* Problem
Each entry is to be given again word for word; images are dropped.

* Dataset rows for apps and sites
=== Section Start ===
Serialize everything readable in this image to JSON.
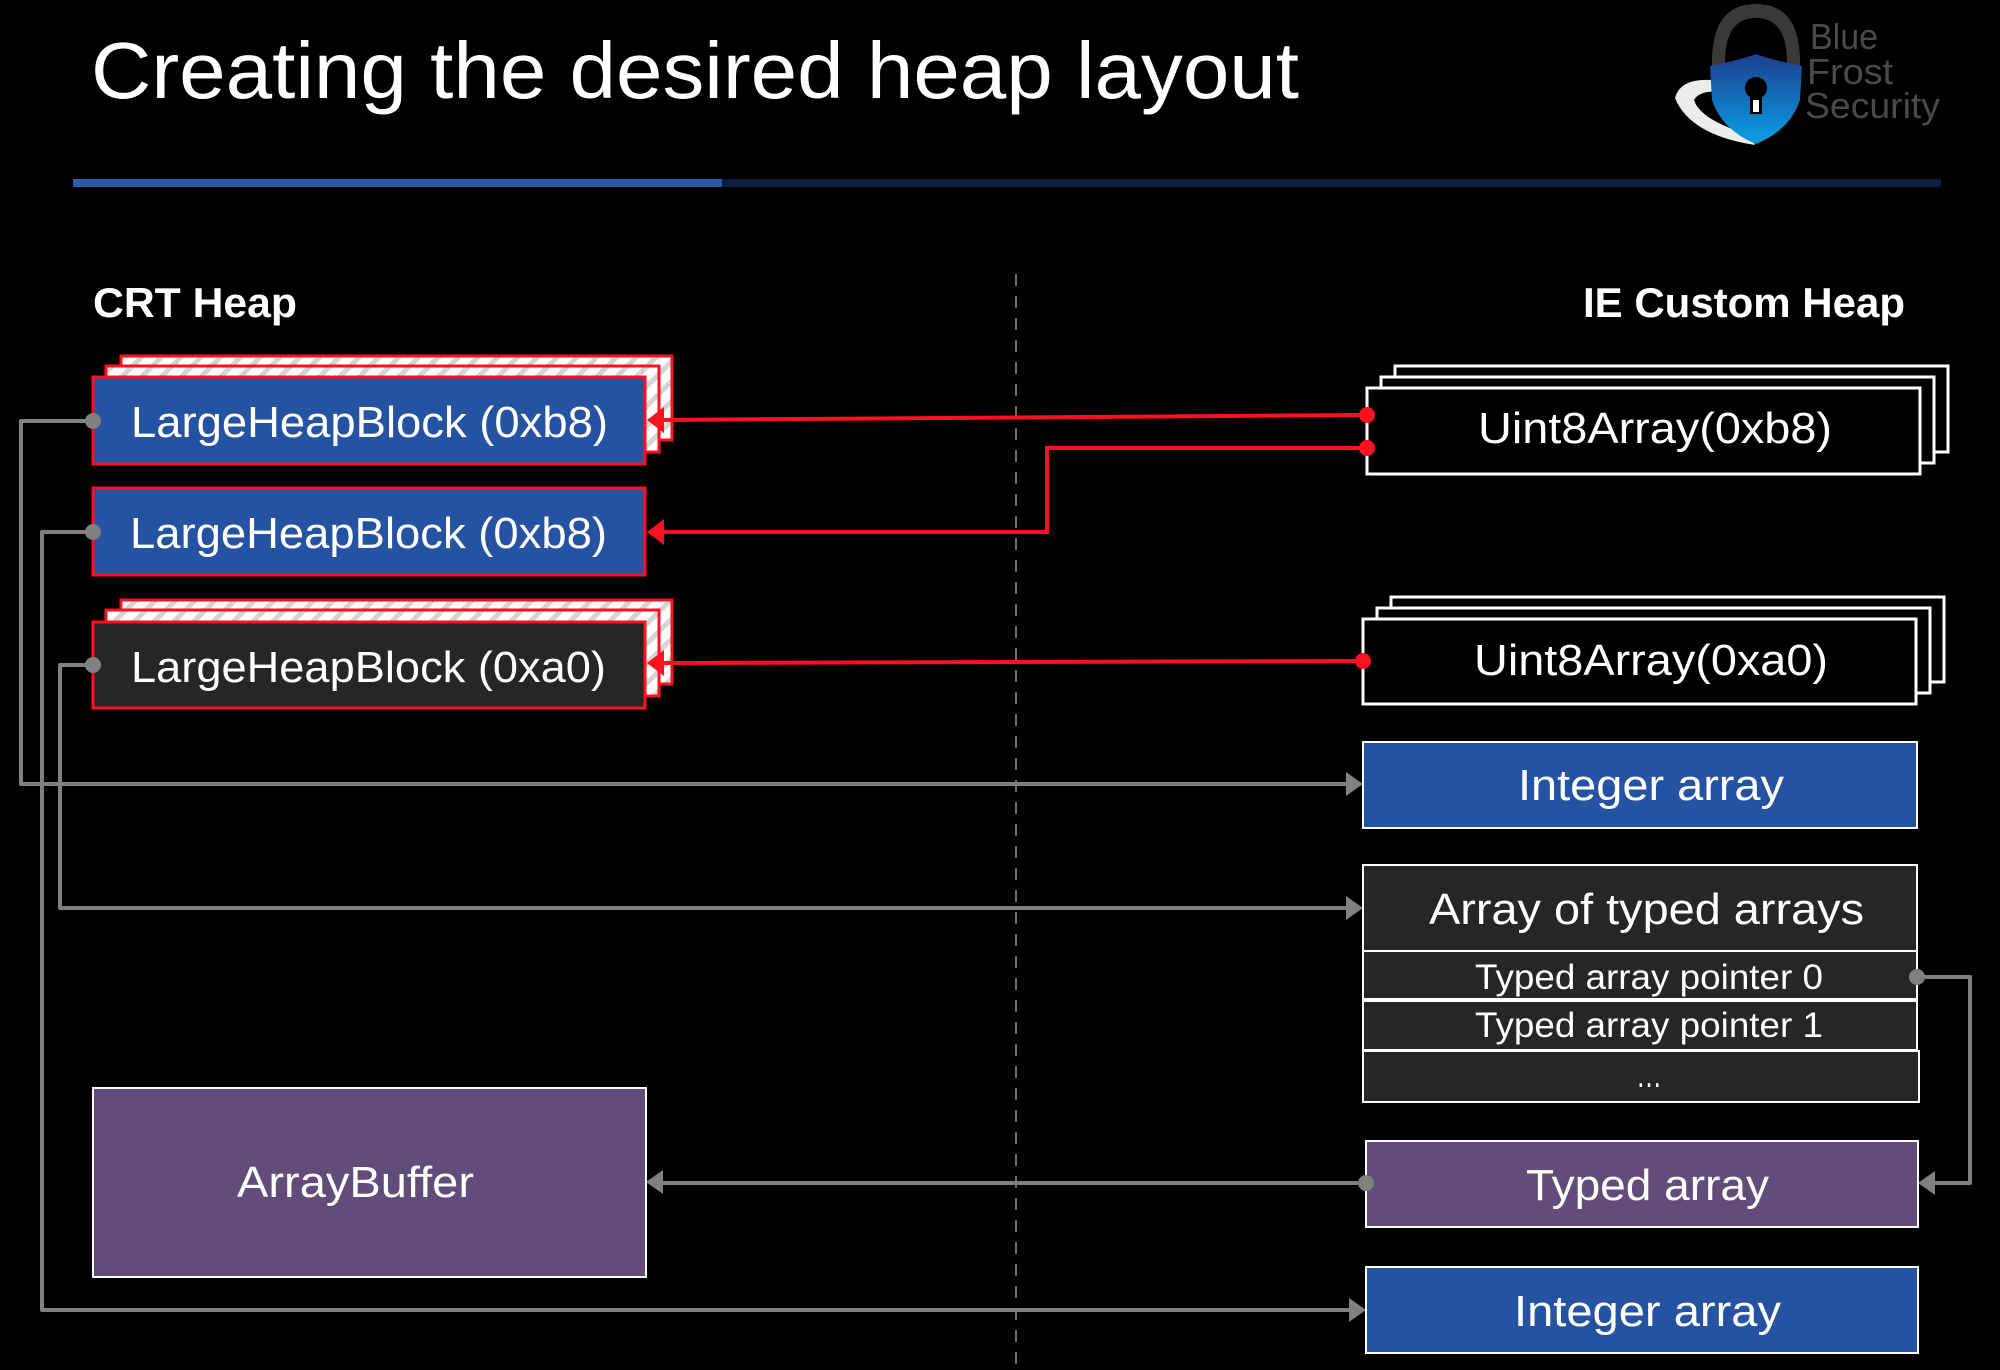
{
  "slide": {
    "title": "Creating the desired heap layout",
    "logo": {
      "name": "Blue Frost Security",
      "lines": [
        "Blue",
        "Frost",
        "Security"
      ],
      "icon": "padlock-shield-icon"
    }
  },
  "colors": {
    "background": "#000000",
    "accent_blue": "#2652A2",
    "header_rule_blue": "#2C5AA8",
    "header_rule_navy": "#0F1E3C",
    "dark_box": "#262626",
    "purple_box": "#624C7A",
    "red_pointer": "#FF1020",
    "gray_pointer": "#808080",
    "divider": "#6E6E6E"
  },
  "diagram": {
    "left_heap": {
      "label": "CRT Heap",
      "blocks": [
        {
          "label": "LargeHeapBlock (0xb8)",
          "style": "blue",
          "stacked": true
        },
        {
          "label": "LargeHeapBlock (0xb8)",
          "style": "blue",
          "stacked": false
        },
        {
          "label": "LargeHeapBlock (0xa0)",
          "style": "dark",
          "stacked": true
        },
        {
          "label": "ArrayBuffer",
          "style": "purple",
          "stacked": false
        }
      ]
    },
    "right_heap": {
      "label": "IE Custom Heap",
      "blocks": [
        {
          "label": "Uint8Array(0xb8)",
          "style": "outline",
          "stacked": true
        },
        {
          "label": "Uint8Array(0xa0)",
          "style": "outline",
          "stacked": true
        },
        {
          "label": "Integer array",
          "style": "blue",
          "stacked": false
        },
        {
          "label": "Array of typed arrays",
          "style": "dark",
          "rows": [
            "Typed array pointer 0",
            "Typed array pointer 1",
            "…"
          ]
        },
        {
          "label": "Typed array",
          "style": "purple",
          "stacked": false
        },
        {
          "label": "Integer array",
          "style": "blue",
          "stacked": false
        }
      ]
    },
    "connections": [
      {
        "from": "Uint8Array(0xb8)",
        "to": "LargeHeapBlock (0xb8) #1",
        "color": "red"
      },
      {
        "from": "Uint8Array(0xb8)",
        "to": "LargeHeapBlock (0xb8) #2",
        "color": "red"
      },
      {
        "from": "Uint8Array(0xa0)",
        "to": "LargeHeapBlock (0xa0)",
        "color": "red"
      },
      {
        "from": "LargeHeapBlock (0xb8) #1",
        "to": "Integer array #1",
        "color": "gray"
      },
      {
        "from": "LargeHeapBlock (0xb8) #2",
        "to": "Integer array #2",
        "color": "gray"
      },
      {
        "from": "LargeHeapBlock (0xa0)",
        "to": "Array of typed arrays",
        "color": "gray"
      },
      {
        "from": "Typed array pointer 0",
        "to": "Typed array",
        "color": "gray"
      },
      {
        "from": "Typed array",
        "to": "ArrayBuffer",
        "color": "gray"
      }
    ]
  }
}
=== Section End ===
* Answer area
Serialize everything readable in this image to JSON.
{
  "slide": {
    "title": "Creating the desired heap layout",
    "logo": {
      "name": "Blue Frost Security",
      "lines": [
        "Blue",
        "Frost",
        "Security"
      ],
      "icon": "padlock-shield-icon"
    }
  },
  "colors": {
    "background": "#000000",
    "accent_blue": "#2652A2",
    "header_rule_blue": "#2C5AA8",
    "header_rule_navy": "#0F1E3C",
    "dark_box": "#262626",
    "purple_box": "#624C7A",
    "red_pointer": "#FF1020",
    "gray_pointer": "#808080",
    "divider": "#6E6E6E"
  },
  "diagram": {
    "left_heap": {
      "label": "CRT Heap",
      "blocks": [
        {
          "label": "LargeHeapBlock (0xb8)",
          "style": "blue",
          "stacked": true
        },
        {
          "label": "LargeHeapBlock (0xb8)",
          "style": "blue",
          "stacked": false
        },
        {
          "label": "LargeHeapBlock (0xa0)",
          "style": "dark",
          "stacked": true
        },
        {
          "label": "ArrayBuffer",
          "style": "purple",
          "stacked": false
        }
      ]
    },
    "right_heap": {
      "label": "IE Custom Heap",
      "blocks": [
        {
          "label": "Uint8Array(0xb8)",
          "style": "outline",
          "stacked": true
        },
        {
          "label": "Uint8Array(0xa0)",
          "style": "outline",
          "stacked": true
        },
        {
          "label": "Integer array",
          "style": "blue",
          "stacked": false
        },
        {
          "label": "Array of typed arrays",
          "style": "dark",
          "rows": [
            "Typed array pointer 0",
            "Typed array pointer 1",
            "…"
          ]
        },
        {
          "label": "Typed array",
          "style": "purple",
          "stacked": false
        },
        {
          "label": "Integer array",
          "style": "blue",
          "stacked": false
        }
      ]
    },
    "connections": [
      {
        "from": "Uint8Array(0xb8)",
        "to": "LargeHeapBlock (0xb8) #1",
        "color": "red"
      },
      {
        "from": "Uint8Array(0xb8)",
        "to": "LargeHeapBlock (0xb8) #2",
        "color": "red"
      },
      {
        "from": "Uint8Array(0xa0)",
        "to": "LargeHeapBlock (0xa0)",
        "color": "red"
      },
      {
        "from": "LargeHeapBlock (0xb8) #1",
        "to": "Integer array #1",
        "color": "gray"
      },
      {
        "from": "LargeHeapBlock (0xb8) #2",
        "to": "Integer array #2",
        "color": "gray"
      },
      {
        "from": "LargeHeapBlock (0xa0)",
        "to": "Array of typed arrays",
        "color": "gray"
      },
      {
        "from": "Typed array pointer 0",
        "to": "Typed array",
        "color": "gray"
      },
      {
        "from": "Typed array",
        "to": "ArrayBuffer",
        "color": "gray"
      }
    ]
  }
}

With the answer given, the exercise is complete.